→ Task to carry out: Word for word, write out the entries that follow, omitting all pictures.
#### Records supplied
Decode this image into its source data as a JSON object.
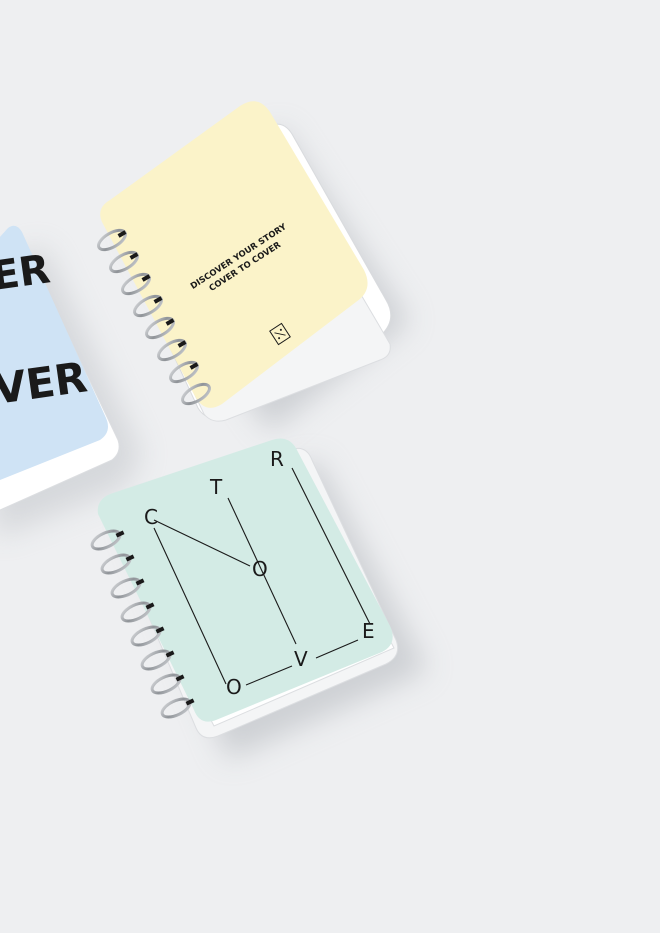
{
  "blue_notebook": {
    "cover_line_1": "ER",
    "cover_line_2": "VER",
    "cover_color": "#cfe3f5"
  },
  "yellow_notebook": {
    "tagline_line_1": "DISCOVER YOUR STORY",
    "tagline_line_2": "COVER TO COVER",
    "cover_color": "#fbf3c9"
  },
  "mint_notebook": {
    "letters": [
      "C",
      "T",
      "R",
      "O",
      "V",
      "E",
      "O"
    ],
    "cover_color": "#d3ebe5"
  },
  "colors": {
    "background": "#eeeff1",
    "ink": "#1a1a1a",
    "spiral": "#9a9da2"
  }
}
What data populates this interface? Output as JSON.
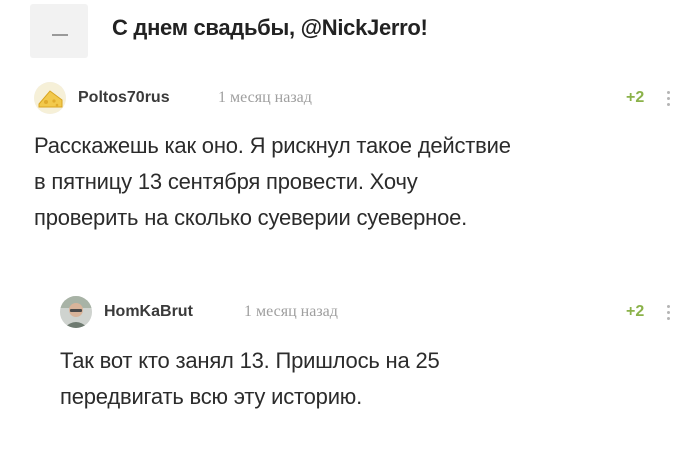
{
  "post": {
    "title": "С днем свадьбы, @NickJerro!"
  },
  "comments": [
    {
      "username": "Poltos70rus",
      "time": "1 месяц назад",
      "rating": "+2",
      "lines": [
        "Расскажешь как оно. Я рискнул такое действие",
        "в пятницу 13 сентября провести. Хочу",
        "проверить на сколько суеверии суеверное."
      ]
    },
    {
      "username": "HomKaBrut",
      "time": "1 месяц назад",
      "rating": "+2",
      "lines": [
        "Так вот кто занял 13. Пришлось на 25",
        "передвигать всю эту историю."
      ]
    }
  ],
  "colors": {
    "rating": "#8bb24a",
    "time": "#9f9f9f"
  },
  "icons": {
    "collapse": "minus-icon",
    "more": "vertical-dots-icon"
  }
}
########
→ Answer section:
Decode this image into its source data as a JSON object.
{
  "blue_notebook": {
    "cover_line_1": "ER",
    "cover_line_2": "VER",
    "cover_color": "#cfe3f5"
  },
  "yellow_notebook": {
    "tagline_line_1": "DISCOVER YOUR STORY",
    "tagline_line_2": "COVER TO COVER",
    "cover_color": "#fbf3c9"
  },
  "mint_notebook": {
    "letters": [
      "C",
      "T",
      "R",
      "O",
      "V",
      "E",
      "O"
    ],
    "cover_color": "#d3ebe5"
  },
  "colors": {
    "background": "#eeeff1",
    "ink": "#1a1a1a",
    "spiral": "#9a9da2"
  }
}
What data populates this interface? Output as JSON.
{
  "post": {
    "title": "С днем свадьбы, @NickJerro!"
  },
  "comments": [
    {
      "username": "Poltos70rus",
      "time": "1 месяц назад",
      "rating": "+2",
      "lines": [
        "Расскажешь как оно. Я рискнул такое действие",
        "в пятницу 13 сентября провести. Хочу",
        "проверить на сколько суеверии суеверное."
      ]
    },
    {
      "username": "HomKaBrut",
      "time": "1 месяц назад",
      "rating": "+2",
      "lines": [
        "Так вот кто занял 13. Пришлось на 25",
        "передвигать всю эту историю."
      ]
    }
  ],
  "colors": {
    "rating": "#8bb24a",
    "time": "#9f9f9f"
  },
  "icons": {
    "collapse": "minus-icon",
    "more": "vertical-dots-icon"
  }
}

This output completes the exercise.